There were 423 international terrorist attacks in 2000, an increase of 8 percent from the 392 attacks recorded during 1999. The main reason for the increase was an upsurge in the number of bombings of a multinational oil pipeline in Colombia by two terrorist groups there. The pipeline was bombed 152 times, producing in the Latin American region the largest increase in terrorist attacks from the previous year, from 121 to 193. Western Europe saw the largest decrease--from 85 to 30--owing to fewer attacks in Germany, Greece, and Italy as well as to the absence of any attacks in Turkey.
Kenneth Eugene Clodfelter
In December new indictments were issued in connection with the bombings in 1998 at two US embassies in East Africa. A federal grand jury in New York charged five men--Saif Al Adel, Muhsin Musa Matwalli Atwah, Ahmed Mohamed Hamed Ali, Anas Al Liby, and Abdullah Ahmed Abdullah--in connection with the bombing attacks in Nairobi and Dar es Salaam, bringing to 22 the total number of persons charged. At the end of 2000, one suspect had pled guilty to conspiring in the attacks, five were in custody in New York awaiting trial, three were in the United Kingdom pending extradition to the United States, and 13 were fugitives, including Usama Bin Ladin.
A trial began in January 2001 in federal court in the Southern District of New York of four suspects in connection with the bombings at the US embassies in Kenya and Tanzania. Three of the four were extradited to the United States in 1999 to stand trial; the fourth was arrested in this country. The trial is expected to last through 2001.
A trial of two Libyans accused of bombing Pan Am flight 103 in 1988 began in the Netherlands on 3 May 2000. A Scottish court presided over the trial and issued its verdict on 31 January 2001. It found Abdel Basset al-Megrahi guilty of the charge of murdering 259 passengers and crew as well as 11 residents of Lockerbie, Scotland, "while acting in furtherance of the purposes of . . . Libyan Intelligence Services." Concerning the other defendant, Al-Amin Kalifa Fahima, the court concluded it had insufficient evidence to satisfy the high standard of "proof beyond reasonable doubt" that is necessary in criminal cases.

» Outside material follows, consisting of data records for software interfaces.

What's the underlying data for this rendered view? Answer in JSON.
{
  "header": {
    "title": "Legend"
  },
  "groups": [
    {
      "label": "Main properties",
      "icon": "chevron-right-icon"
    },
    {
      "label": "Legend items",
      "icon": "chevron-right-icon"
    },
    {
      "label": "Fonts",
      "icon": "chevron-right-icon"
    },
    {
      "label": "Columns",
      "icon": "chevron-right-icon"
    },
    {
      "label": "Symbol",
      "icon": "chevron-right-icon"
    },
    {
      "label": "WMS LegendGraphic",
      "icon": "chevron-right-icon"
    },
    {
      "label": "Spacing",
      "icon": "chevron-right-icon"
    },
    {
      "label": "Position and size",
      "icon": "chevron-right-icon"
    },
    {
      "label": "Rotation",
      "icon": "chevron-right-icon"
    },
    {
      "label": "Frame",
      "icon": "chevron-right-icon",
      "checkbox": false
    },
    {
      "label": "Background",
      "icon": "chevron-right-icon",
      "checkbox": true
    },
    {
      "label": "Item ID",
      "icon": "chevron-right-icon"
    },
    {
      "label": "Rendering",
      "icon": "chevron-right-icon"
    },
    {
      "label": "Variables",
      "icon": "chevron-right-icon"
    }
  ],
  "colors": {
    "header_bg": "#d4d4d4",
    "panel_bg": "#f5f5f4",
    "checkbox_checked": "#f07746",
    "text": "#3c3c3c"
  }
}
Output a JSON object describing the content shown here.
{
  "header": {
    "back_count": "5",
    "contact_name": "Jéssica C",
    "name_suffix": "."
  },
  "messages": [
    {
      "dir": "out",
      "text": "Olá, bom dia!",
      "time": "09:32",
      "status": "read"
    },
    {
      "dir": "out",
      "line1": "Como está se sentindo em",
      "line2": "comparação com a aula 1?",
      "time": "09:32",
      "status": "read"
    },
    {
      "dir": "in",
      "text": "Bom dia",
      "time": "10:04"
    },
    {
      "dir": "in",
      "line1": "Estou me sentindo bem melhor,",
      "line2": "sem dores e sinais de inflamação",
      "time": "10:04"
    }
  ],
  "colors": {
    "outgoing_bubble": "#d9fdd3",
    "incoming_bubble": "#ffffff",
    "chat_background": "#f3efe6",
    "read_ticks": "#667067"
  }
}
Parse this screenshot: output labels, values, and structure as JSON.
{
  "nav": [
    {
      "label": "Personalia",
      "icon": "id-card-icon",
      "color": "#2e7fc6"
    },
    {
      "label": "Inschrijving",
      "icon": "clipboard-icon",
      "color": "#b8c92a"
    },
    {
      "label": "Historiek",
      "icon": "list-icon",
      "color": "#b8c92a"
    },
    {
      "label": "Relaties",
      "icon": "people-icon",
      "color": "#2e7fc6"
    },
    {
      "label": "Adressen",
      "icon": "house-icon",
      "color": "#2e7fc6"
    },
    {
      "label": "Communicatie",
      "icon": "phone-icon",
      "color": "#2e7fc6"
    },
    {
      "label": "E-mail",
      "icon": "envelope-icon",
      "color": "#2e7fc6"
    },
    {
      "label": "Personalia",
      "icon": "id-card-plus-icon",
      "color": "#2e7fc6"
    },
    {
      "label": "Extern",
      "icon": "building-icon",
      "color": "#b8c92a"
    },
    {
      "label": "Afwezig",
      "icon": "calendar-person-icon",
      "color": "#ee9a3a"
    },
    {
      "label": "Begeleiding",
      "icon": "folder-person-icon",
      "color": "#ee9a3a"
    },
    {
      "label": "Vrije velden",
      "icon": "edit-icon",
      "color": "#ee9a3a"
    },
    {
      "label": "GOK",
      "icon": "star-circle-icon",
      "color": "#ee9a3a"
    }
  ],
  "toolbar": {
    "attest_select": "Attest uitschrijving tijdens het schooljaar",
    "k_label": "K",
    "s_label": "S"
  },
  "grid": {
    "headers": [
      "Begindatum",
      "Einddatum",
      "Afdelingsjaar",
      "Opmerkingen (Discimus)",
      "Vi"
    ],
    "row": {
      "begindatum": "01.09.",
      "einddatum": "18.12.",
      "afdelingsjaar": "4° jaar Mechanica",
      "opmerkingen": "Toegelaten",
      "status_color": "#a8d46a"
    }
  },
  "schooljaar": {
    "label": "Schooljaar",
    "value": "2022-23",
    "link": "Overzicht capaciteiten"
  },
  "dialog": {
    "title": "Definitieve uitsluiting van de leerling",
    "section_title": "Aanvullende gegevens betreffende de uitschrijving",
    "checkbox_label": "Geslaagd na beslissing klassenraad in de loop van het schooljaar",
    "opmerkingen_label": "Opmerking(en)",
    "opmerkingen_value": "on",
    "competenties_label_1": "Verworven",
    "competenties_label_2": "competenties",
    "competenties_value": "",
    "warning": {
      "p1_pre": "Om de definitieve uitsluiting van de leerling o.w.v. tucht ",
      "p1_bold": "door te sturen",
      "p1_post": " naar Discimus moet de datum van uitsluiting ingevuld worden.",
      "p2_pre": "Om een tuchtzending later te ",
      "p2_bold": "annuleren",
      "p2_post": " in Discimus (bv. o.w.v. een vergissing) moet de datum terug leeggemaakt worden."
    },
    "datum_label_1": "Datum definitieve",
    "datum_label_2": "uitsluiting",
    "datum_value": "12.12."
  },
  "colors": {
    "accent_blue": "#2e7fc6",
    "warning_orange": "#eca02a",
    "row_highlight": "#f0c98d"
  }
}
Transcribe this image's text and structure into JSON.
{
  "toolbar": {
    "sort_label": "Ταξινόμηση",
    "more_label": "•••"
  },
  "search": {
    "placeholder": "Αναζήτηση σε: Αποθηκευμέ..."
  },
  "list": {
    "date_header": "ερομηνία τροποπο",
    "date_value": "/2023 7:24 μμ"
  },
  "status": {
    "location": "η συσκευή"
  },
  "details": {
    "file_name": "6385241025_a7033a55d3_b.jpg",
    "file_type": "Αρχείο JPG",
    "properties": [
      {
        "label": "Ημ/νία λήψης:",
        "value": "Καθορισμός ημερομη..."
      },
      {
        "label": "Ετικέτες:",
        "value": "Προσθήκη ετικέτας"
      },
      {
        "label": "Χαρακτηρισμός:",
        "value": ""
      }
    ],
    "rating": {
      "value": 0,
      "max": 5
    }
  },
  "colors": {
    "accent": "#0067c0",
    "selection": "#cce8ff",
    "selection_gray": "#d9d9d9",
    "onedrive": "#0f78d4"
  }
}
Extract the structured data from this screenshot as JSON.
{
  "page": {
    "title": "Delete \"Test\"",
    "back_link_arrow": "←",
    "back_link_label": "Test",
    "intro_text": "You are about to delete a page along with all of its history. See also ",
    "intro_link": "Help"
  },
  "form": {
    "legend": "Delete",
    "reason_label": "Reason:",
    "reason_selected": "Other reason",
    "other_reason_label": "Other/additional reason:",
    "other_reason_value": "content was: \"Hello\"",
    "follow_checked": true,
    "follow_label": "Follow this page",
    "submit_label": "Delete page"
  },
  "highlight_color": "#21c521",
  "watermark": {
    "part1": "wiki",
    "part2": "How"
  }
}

The verdict of the court represents a victory for the international effort to hold terrorists accountable for their crimes.
Source: Patterns of Global Terrorism 2000, U.S. State Department